A few days before 2016 came to an end, the world bade farewell to popular actress Carrie Fisher, whose untimely death at the age of 60 came on Dec. 27, four days after she suffered a heart attack on a flight from London to Los Angeles.
Once the news of Carrie Fisher's death broke, social media all over the world flooded with odes to the actress, including thousands if not millions of images showing little girls mimicking Princess Leia's iconic hairdo, which you'll likely recognize as two buns pinned at the sides of her head.
In an interview published by Time magazine in 2002, George Lucas – the man who created Star Wars – said he found inspiration in the women from the Mexican Revolution (in the early 20th century), known as soldaderas:
I went with a kind of south-western Pancho Villa woman revolutionary look, which is what that is. The buns are basically from turn-of-the-century Mexico.
Who were the soldaderas?
According to Mi Sazón, this name for name of the women who fought in the Mexican Revolution comes from the Aragonese word soldada, used to name the payment some of them received in exchange for their services:

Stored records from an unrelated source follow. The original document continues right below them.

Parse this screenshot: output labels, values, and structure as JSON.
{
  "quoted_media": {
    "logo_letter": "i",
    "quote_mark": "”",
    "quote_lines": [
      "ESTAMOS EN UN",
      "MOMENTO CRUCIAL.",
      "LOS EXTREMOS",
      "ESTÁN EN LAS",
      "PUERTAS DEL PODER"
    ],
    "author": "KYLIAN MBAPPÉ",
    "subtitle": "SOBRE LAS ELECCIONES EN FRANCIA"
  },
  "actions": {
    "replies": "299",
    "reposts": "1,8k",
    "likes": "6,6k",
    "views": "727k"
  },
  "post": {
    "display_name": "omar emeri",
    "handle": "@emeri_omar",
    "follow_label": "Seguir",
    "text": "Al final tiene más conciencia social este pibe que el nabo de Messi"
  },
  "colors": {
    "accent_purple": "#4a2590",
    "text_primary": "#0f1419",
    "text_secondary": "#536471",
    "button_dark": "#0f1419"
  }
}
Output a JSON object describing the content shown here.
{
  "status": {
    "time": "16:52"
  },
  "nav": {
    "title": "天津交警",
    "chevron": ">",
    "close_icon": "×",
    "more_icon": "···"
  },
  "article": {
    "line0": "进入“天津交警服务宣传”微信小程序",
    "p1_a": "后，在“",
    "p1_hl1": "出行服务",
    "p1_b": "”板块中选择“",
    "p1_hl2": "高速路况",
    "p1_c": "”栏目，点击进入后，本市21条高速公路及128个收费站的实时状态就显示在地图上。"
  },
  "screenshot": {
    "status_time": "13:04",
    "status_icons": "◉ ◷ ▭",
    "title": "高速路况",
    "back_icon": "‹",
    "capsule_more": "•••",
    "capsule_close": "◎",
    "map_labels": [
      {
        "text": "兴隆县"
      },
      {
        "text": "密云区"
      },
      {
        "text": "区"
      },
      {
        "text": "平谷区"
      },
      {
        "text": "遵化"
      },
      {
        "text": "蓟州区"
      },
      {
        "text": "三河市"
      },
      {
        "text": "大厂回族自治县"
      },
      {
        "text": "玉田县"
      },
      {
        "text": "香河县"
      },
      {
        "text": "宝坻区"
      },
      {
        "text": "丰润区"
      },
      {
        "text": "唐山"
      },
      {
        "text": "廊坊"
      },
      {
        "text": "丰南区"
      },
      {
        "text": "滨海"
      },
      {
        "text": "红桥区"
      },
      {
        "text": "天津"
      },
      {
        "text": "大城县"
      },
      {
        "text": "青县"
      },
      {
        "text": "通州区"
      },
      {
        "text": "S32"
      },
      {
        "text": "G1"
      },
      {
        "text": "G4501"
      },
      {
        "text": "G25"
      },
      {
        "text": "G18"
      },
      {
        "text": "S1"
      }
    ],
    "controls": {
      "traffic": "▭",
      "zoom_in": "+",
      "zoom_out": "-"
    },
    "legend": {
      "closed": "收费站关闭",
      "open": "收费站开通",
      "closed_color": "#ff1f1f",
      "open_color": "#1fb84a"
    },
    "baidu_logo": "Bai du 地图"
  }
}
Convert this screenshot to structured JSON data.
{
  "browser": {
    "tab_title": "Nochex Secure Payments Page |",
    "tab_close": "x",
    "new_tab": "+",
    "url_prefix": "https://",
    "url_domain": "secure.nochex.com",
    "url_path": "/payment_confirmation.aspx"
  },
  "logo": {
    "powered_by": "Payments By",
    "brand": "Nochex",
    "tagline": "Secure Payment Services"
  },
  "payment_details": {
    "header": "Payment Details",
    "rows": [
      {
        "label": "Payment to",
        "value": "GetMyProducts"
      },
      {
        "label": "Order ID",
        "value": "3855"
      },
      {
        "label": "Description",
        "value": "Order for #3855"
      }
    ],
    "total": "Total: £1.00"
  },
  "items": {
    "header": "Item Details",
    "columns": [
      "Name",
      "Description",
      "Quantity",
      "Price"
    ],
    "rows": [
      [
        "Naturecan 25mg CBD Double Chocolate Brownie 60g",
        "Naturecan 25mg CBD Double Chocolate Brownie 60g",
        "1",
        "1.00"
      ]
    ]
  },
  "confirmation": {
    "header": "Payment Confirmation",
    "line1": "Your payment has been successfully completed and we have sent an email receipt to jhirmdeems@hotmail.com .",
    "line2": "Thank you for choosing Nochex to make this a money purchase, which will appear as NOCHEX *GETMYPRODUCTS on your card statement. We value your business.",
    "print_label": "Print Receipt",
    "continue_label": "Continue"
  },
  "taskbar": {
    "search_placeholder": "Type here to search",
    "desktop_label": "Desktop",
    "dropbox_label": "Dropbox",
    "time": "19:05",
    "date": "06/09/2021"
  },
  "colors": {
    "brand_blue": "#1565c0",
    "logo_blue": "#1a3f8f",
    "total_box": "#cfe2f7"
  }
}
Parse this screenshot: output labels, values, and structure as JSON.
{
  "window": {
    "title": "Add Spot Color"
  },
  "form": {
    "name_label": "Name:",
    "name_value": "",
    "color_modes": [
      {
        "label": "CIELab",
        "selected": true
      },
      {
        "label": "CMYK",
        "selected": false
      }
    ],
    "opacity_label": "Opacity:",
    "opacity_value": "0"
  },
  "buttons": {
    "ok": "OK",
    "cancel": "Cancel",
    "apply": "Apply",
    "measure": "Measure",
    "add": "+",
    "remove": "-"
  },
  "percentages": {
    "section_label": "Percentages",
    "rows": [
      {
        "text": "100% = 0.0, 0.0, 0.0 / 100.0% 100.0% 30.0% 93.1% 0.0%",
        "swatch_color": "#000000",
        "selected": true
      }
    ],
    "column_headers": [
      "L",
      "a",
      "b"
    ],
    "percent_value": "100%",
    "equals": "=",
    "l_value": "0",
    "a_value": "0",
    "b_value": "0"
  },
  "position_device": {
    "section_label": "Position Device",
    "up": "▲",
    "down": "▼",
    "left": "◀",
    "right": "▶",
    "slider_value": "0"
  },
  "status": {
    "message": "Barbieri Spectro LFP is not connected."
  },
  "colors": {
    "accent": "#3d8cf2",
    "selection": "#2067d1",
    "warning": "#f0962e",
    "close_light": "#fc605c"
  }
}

Las llamadas soldaderas, fueron todas aquellas mujeres mexicanas anónimas que se alistaron a combatir en las fuerzas revolucionarias. Con gran coraje e idealismo lucharon por conseguir una vida digna y mejor para toda la clase obrera campesina, estos trabajadores eran sometidos a las tareas más pesadas, con salarios ínfimos comprometidos casi siempre, por la avaricia indiferente del patrón. Algunas de ellas no esperaron a que las tropas las enlistaran, salieron a su encuentro.
So-called soldaderas were all those anonymous Mexican women who enrolled themselves to fight with the revolutionary forces. With great courage and idealism, they fought to get a life of dignity for all the countryside working class, these labourers were responsible for the hardest tasks, for a very poor paying, [were] almost always put in danger due to employer's indifferent greed. Some of those women didn't wait for the troops to enroll them, they went out looking for the troops.
In her essay “Las Soldaderas, Mujeres de Armas Tomar” (Soldaderas, Women to Be Reckoned With), Mexican historian Elena Poniatowska explained their importance:
Sin las soldaderas no hay Revolución Mexicana; ellas la mantuvieron viva y fecunda, como la tierra y la alimentaron a lo largo de los años […], sin ellas los soldados no hubieran comido ni dormido ni peleado”. Como se puede concluir, sus condiciones de vida eran muy duras.
Without soldaderas there is no Mexican Revolution; they kept it alive and productive, just as the seeding ground, and nourished it along the years […], without these women, soldiers wouldn't have been able to eat, sleep nor fight.” As we can conclude, their living conditions were very hard.
It was these women who inspired the unique hairdo George Lucas bestowed on his most important female protagonist.
Writer and professor Eric Tang shared this post after visiting an exhibition at the Denver Museum of Art, in Colorado, where he saw an image that seems to prove the hairdo's origins.
[…] I would like to say that Princess Leia's hairstyle was based on the ‘soldaderas’ from the Mexican Revolution, this was probably not the case.” […] If you take a look at photos from the period, you see women with long braids, some wear hats, on occasion they cover their hair with a shawl. […] So a hairstyle like Leia's probably was not a convenient option.
Twitter users gave their two cents about the issue, as well.
Some insisted it was all true:
— 24 HORAS (@diario24horas) 31 de diciembre de 2016
This is not a joke. Geroge Lucas was inspired by Pancho Villa's soldaderas to create Princess Leia's hairdo.
While some others linked their source options:
Retweeted BuzzFeed en español (@BuzzFeedEspanol):
El peinado de la Princesa Leia fue inspirado por estas mujeres… https://t.co/h05YK4lv9m
— ROCIO E. LEÓN G.ℹ (@ROCIOLEONPY) 31 de diciembre de 2016
Princess Leia's hairdo was inspired in these women.
— ⛴ TheMaryEllenCarter (@flyaway47) 31 de diciembre de 2016